Items from a dataset:
----

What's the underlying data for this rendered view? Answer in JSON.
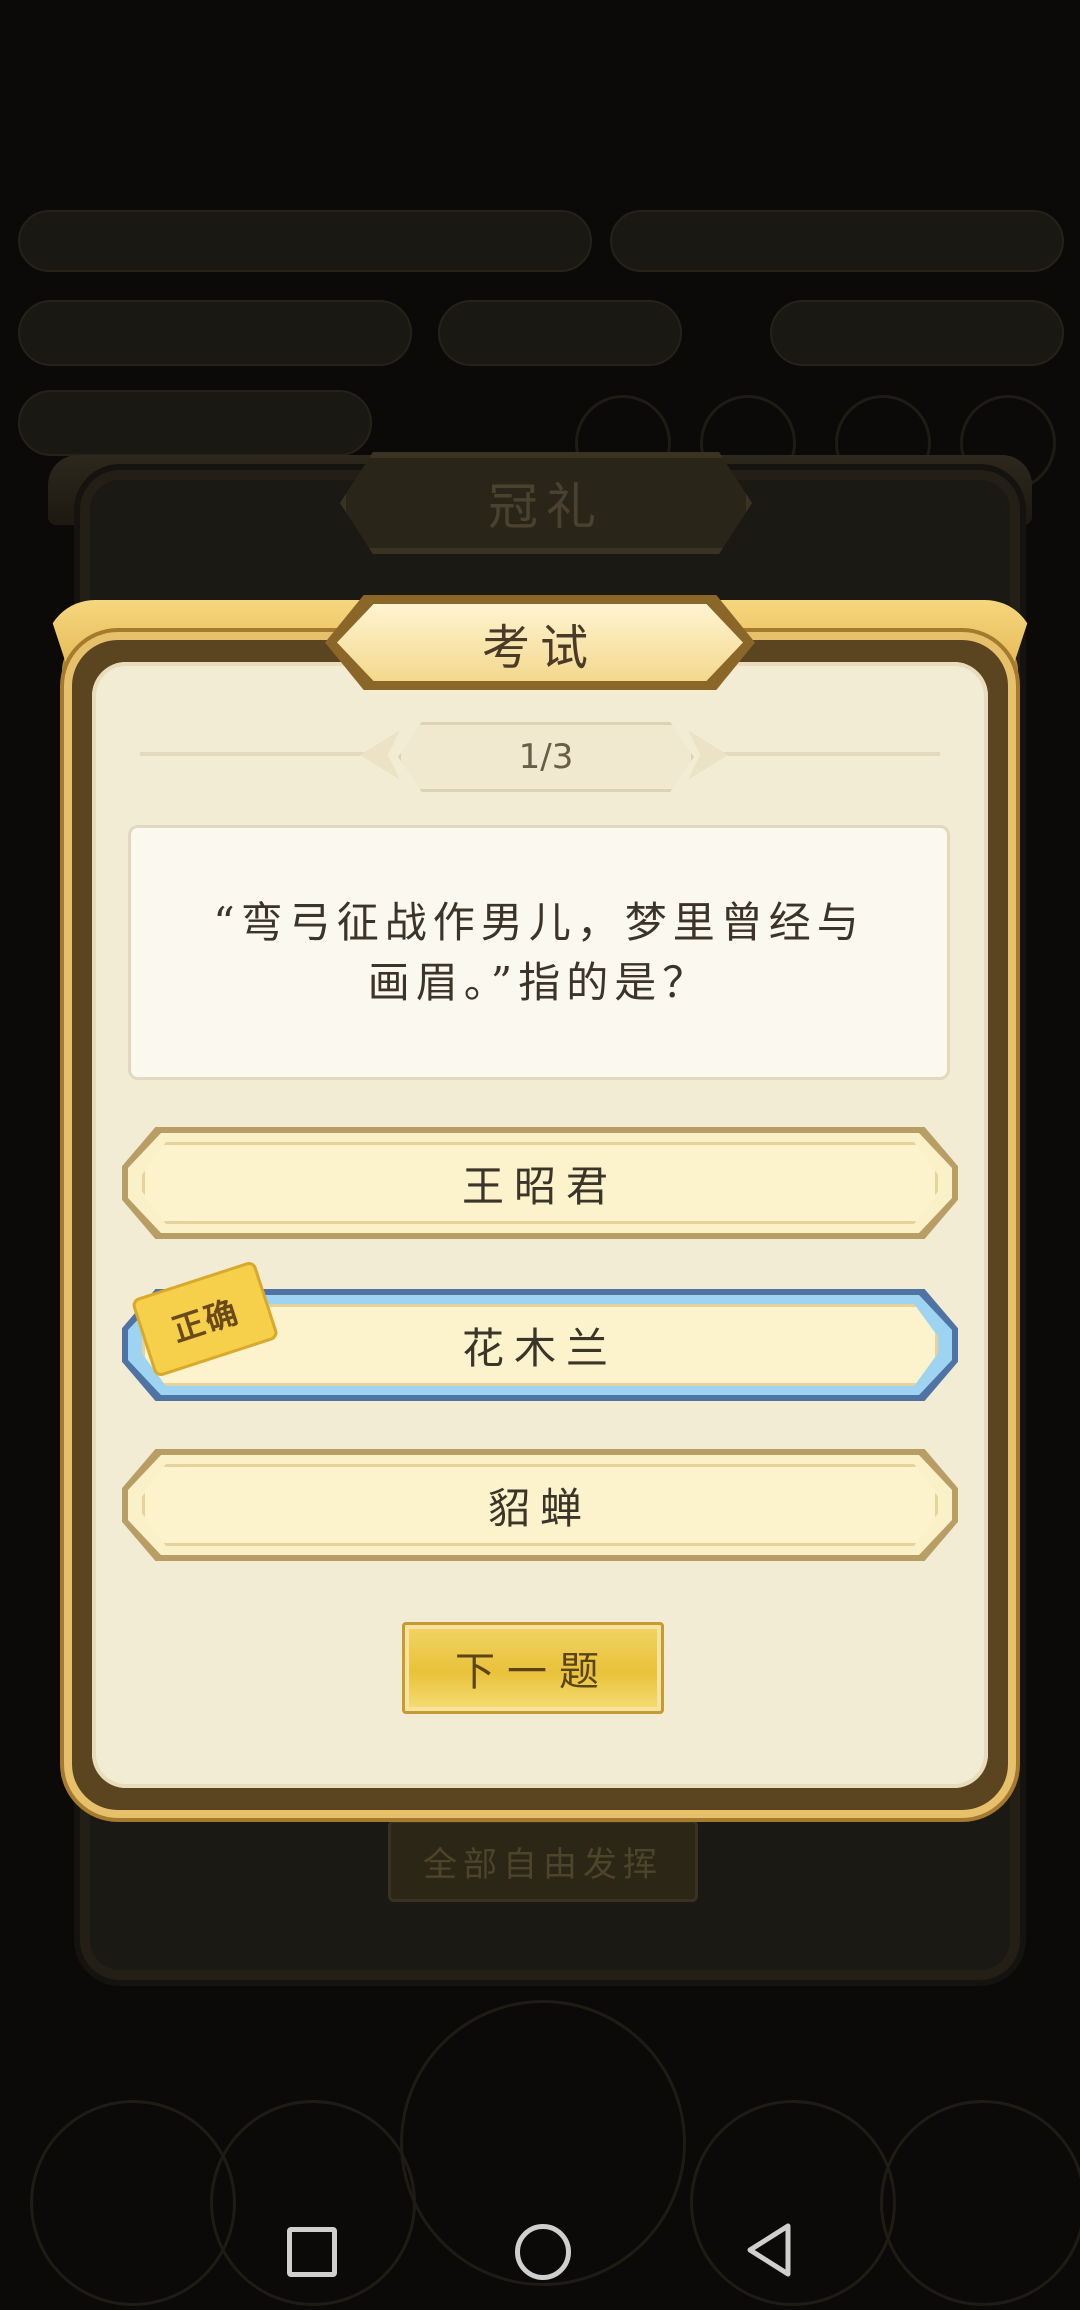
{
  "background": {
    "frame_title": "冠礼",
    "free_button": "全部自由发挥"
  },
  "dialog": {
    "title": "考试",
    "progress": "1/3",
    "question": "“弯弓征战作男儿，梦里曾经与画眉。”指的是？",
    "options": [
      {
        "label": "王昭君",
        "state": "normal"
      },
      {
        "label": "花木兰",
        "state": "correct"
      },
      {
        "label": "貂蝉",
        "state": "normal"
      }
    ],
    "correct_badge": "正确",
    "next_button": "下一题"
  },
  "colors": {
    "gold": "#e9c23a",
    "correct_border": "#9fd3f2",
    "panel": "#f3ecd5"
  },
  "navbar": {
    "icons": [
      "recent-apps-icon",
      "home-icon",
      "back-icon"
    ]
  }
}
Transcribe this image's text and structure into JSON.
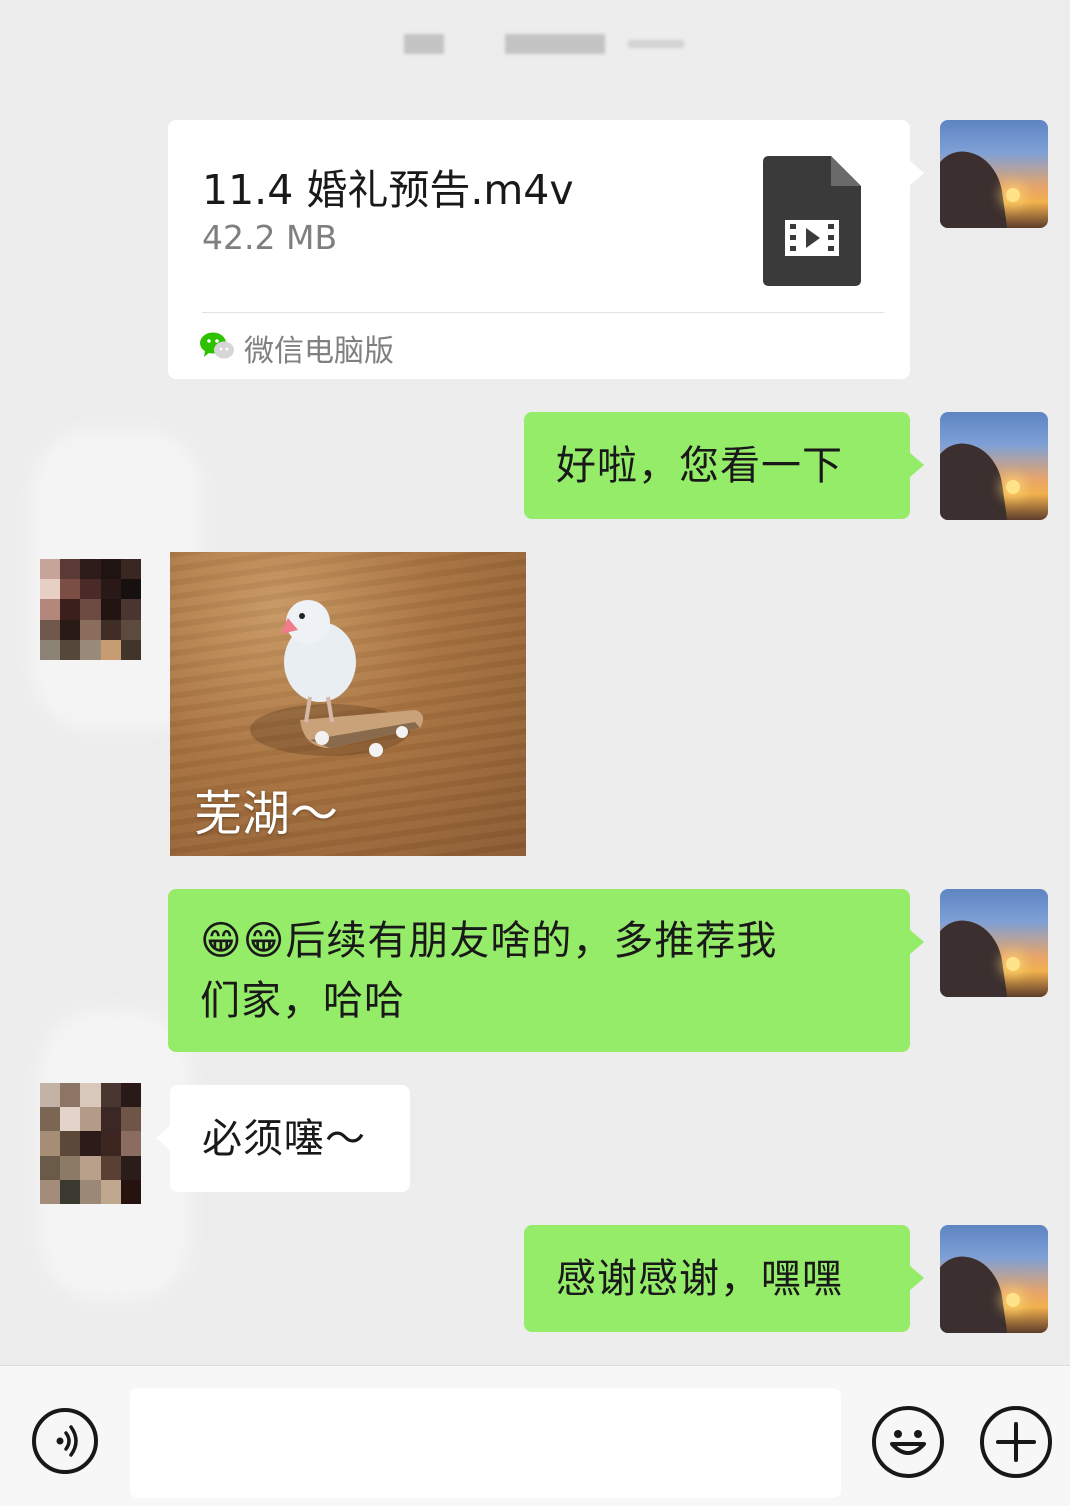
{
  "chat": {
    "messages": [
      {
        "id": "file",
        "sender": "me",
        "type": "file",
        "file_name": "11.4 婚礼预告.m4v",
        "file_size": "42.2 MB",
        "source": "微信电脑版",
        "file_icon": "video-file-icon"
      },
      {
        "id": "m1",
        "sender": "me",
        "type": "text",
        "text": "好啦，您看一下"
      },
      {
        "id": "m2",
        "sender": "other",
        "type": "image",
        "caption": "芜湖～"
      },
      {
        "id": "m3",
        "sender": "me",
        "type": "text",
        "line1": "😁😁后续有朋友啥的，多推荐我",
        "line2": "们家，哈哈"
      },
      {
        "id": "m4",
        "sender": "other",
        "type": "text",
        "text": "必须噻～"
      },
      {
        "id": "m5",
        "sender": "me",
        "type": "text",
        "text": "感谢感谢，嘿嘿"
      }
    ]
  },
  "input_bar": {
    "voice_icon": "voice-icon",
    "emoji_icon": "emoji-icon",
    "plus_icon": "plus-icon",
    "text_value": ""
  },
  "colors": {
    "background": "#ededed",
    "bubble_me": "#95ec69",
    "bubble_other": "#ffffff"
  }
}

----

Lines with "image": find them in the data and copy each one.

Transcribe this image's text and structure into JSON.
        "type": "image",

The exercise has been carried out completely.